▶ [Activity]: Each line in the data must be reproduced as written, except for any picture.

Records from a dataset
+++++
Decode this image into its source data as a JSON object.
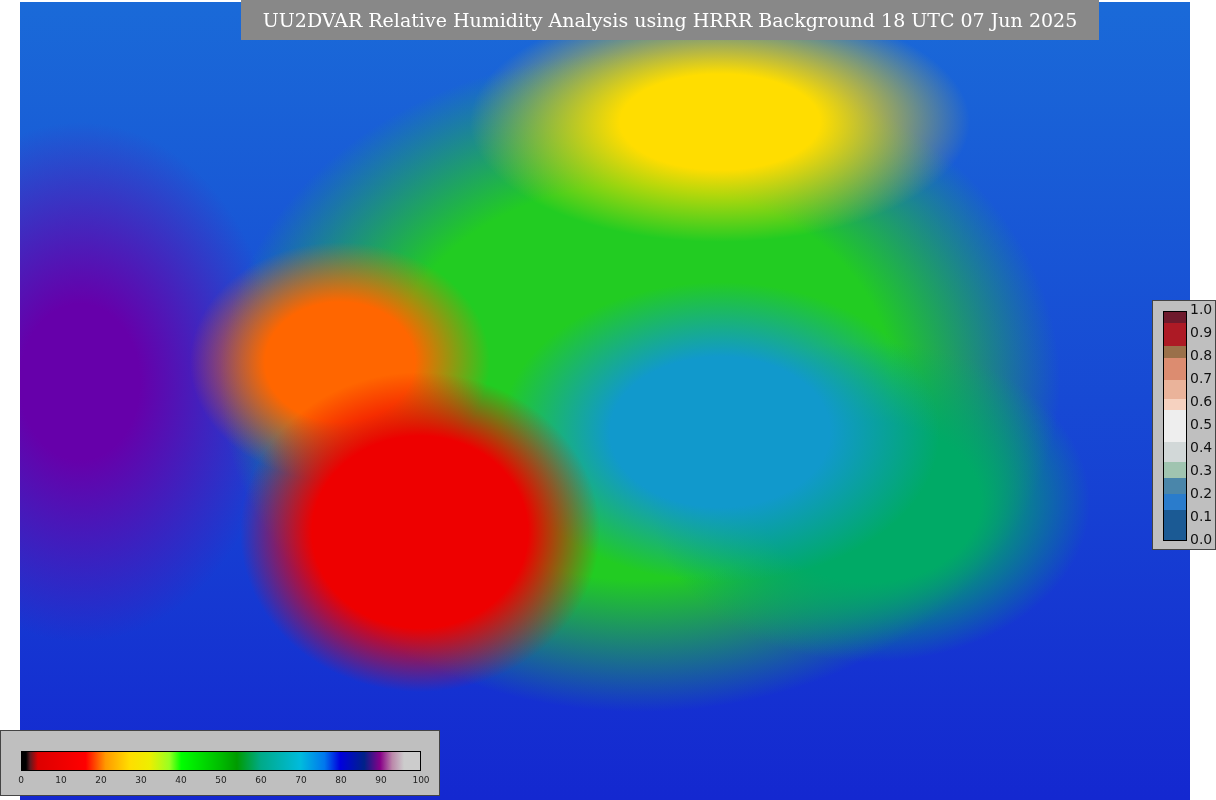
{
  "title": "UU2DVAR Relative Humidity Analysis using HRRR Background 18 UTC 07 Jun 2025",
  "side_legend": {
    "ticks": [
      "1.0",
      "0.9",
      "0.8",
      "0.7",
      "0.6",
      "0.5",
      "0.4",
      "0.3",
      "0.2",
      "0.1",
      "0.0"
    ]
  },
  "colorbar": {
    "ticks": [
      "0",
      "10",
      "20",
      "30",
      "40",
      "50",
      "60",
      "70",
      "80",
      "90",
      "100"
    ]
  }
}
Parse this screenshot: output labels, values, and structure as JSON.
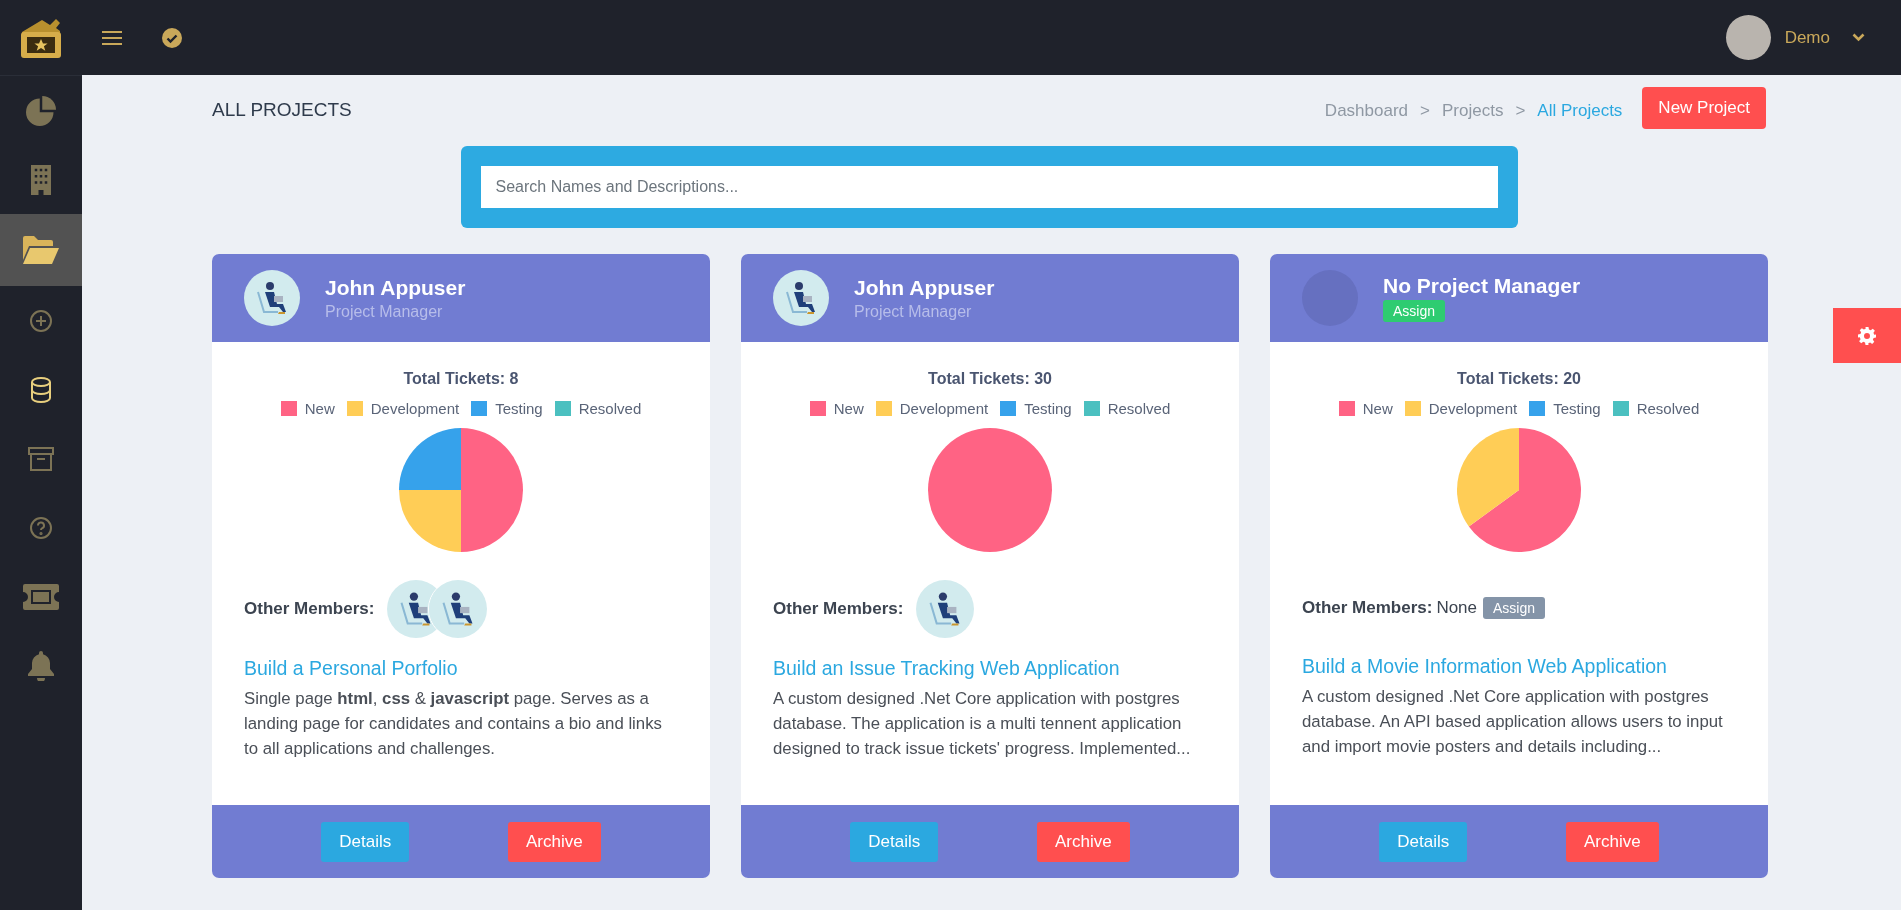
{
  "sidebar": {
    "items": [
      {
        "selected": false
      },
      {
        "selected": false
      },
      {
        "selected": true
      },
      {
        "selected": false
      },
      {
        "selected": false
      },
      {
        "selected": false
      },
      {
        "selected": false
      },
      {
        "selected": false
      },
      {
        "selected": false
      }
    ]
  },
  "topbar": {
    "user": "Demo"
  },
  "page": {
    "title": "ALL PROJECTS",
    "breadcrumb": [
      {
        "label": "Dashboard",
        "kind": "link",
        "selected": false
      },
      {
        "label": ">",
        "kind": "separator"
      },
      {
        "label": "Projects",
        "kind": "link",
        "selected": false
      },
      {
        "label": ">",
        "kind": "separator"
      },
      {
        "label": "All Projects",
        "kind": "link",
        "selected": true
      }
    ],
    "new_button": "New Project"
  },
  "search": {
    "placeholder": "Search Names and Descriptions..."
  },
  "projects": [
    {
      "manager": {
        "kind": "user",
        "name": "John Appuser",
        "role": "Project Manager"
      },
      "chart_data": {
        "type": "pie",
        "title": "Total Tickets: 8",
        "categories": [
          "New",
          "Development",
          "Testing",
          "Resolved"
        ],
        "colors": [
          "#ff6384",
          "#ffcd56",
          "#36a2eb",
          "#4bc0c0"
        ],
        "values": [
          50,
          25,
          25,
          0
        ],
        "legend": "top"
      },
      "members_label": "Other Members:",
      "members": [
        {
          "kind": "avatar"
        },
        {
          "kind": "avatar"
        }
      ],
      "name": "Build a Personal Porfolio",
      "description": "Single page **html**, **css** & **javascript** page. Serves as a landing page for candidates and contains a bio and links to all applications and challenges.",
      "details": "Details",
      "archive": "Archive"
    },
    {
      "manager": {
        "kind": "user",
        "name": "John Appuser",
        "role": "Project Manager"
      },
      "chart_data": {
        "type": "pie",
        "title": "Total Tickets: 30",
        "categories": [
          "New",
          "Development",
          "Testing",
          "Resolved"
        ],
        "colors": [
          "#ff6384",
          "#ffcd56",
          "#36a2eb",
          "#4bc0c0"
        ],
        "values": [
          100,
          0,
          0,
          0
        ],
        "legend": "top"
      },
      "members_label": "Other Members:",
      "members": [
        {
          "kind": "avatar"
        }
      ],
      "name": "Build an Issue Tracking Web Application",
      "description": "A custom designed .Net Core application with postgres database. The application is a multi tennent application designed to track issue tickets' progress. Implemented...",
      "details": "Details",
      "archive": "Archive"
    },
    {
      "manager": {
        "kind": "none",
        "name": "No Project Manager",
        "assign": "Assign"
      },
      "chart_data": {
        "type": "pie",
        "title": "Total Tickets: 20",
        "categories": [
          "New",
          "Development",
          "Testing",
          "Resolved"
        ],
        "colors": [
          "#ff6384",
          "#ffcd56",
          "#36a2eb",
          "#4bc0c0"
        ],
        "values": [
          65,
          35,
          0,
          0
        ],
        "legend": "top"
      },
      "members_label": "Other Members:",
      "members_none": "None",
      "members_assign": "Assign",
      "name": "Build a Movie Information Web Application",
      "description": "A custom designed .Net Core application with postgres database. An API based application allows users to input and import movie posters and details including...",
      "details": "Details",
      "archive": "Archive"
    }
  ]
}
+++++
▶ [Finished exercise]:
Decode this image into its source data as a JSON object.
{
  "title": "UU2DVAR Relative Humidity Analysis using HRRR Background 18 UTC 07 Jun 2025",
  "side_legend": {
    "ticks": [
      "1.0",
      "0.9",
      "0.8",
      "0.7",
      "0.6",
      "0.5",
      "0.4",
      "0.3",
      "0.2",
      "0.1",
      "0.0"
    ]
  },
  "colorbar": {
    "ticks": [
      "0",
      "10",
      "20",
      "30",
      "40",
      "50",
      "60",
      "70",
      "80",
      "90",
      "100"
    ]
  }
}
Parse this screenshot: output labels, values, and structure as JSON.
{
  "sidebar": {
    "items": [
      {
        "selected": false
      },
      {
        "selected": false
      },
      {
        "selected": true
      },
      {
        "selected": false
      },
      {
        "selected": false
      },
      {
        "selected": false
      },
      {
        "selected": false
      },
      {
        "selected": false
      },
      {
        "selected": false
      }
    ]
  },
  "topbar": {
    "user": "Demo"
  },
  "page": {
    "title": "ALL PROJECTS",
    "breadcrumb": [
      {
        "label": "Dashboard",
        "kind": "link",
        "selected": false
      },
      {
        "label": ">",
        "kind": "separator"
      },
      {
        "label": "Projects",
        "kind": "link",
        "selected": false
      },
      {
        "label": ">",
        "kind": "separator"
      },
      {
        "label": "All Projects",
        "kind": "link",
        "selected": true
      }
    ],
    "new_button": "New Project"
  },
  "search": {
    "placeholder": "Search Names and Descriptions..."
  },
  "projects": [
    {
      "manager": {
        "kind": "user",
        "name": "John Appuser",
        "role": "Project Manager"
      },
      "chart_data": {
        "type": "pie",
        "title": "Total Tickets: 8",
        "categories": [
          "New",
          "Development",
          "Testing",
          "Resolved"
        ],
        "colors": [
          "#ff6384",
          "#ffcd56",
          "#36a2eb",
          "#4bc0c0"
        ],
        "values": [
          50,
          25,
          25,
          0
        ],
        "legend": "top"
      },
      "members_label": "Other Members:",
      "members": [
        {
          "kind": "avatar"
        },
        {
          "kind": "avatar"
        }
      ],
      "name": "Build a Personal Porfolio",
      "description": "Single page **html**, **css** & **javascript** page. Serves as a landing page for candidates and contains a bio and links to all applications and challenges.",
      "details": "Details",
      "archive": "Archive"
    },
    {
      "manager": {
        "kind": "user",
        "name": "John Appuser",
        "role": "Project Manager"
      },
      "chart_data": {
        "type": "pie",
        "title": "Total Tickets: 30",
        "categories": [
          "New",
          "Development",
          "Testing",
          "Resolved"
        ],
        "colors": [
          "#ff6384",
          "#ffcd56",
          "#36a2eb",
          "#4bc0c0"
        ],
        "values": [
          100,
          0,
          0,
          0
        ],
        "legend": "top"
      },
      "members_label": "Other Members:",
      "members": [
        {
          "kind": "avatar"
        }
      ],
      "name": "Build an Issue Tracking Web Application",
      "description": "A custom designed .Net Core application with postgres database. The application is a multi tennent application designed to track issue tickets' progress. Implemented...",
      "details": "Details",
      "archive": "Archive"
    },
    {
      "manager": {
        "kind": "none",
        "name": "No Project Manager",
        "assign": "Assign"
      },
      "chart_data": {
        "type": "pie",
        "title": "Total Tickets: 20",
        "categories": [
          "New",
          "Development",
          "Testing",
          "Resolved"
        ],
        "colors": [
          "#ff6384",
          "#ffcd56",
          "#36a2eb",
          "#4bc0c0"
        ],
        "values": [
          65,
          35,
          0,
          0
        ],
        "legend": "top"
      },
      "members_label": "Other Members:",
      "members_none": "None",
      "members_assign": "Assign",
      "name": "Build a Movie Information Web Application",
      "description": "A custom designed .Net Core application with postgres database. An API based application allows users to input and import movie posters and details including...",
      "details": "Details",
      "archive": "Archive"
    }
  ]
}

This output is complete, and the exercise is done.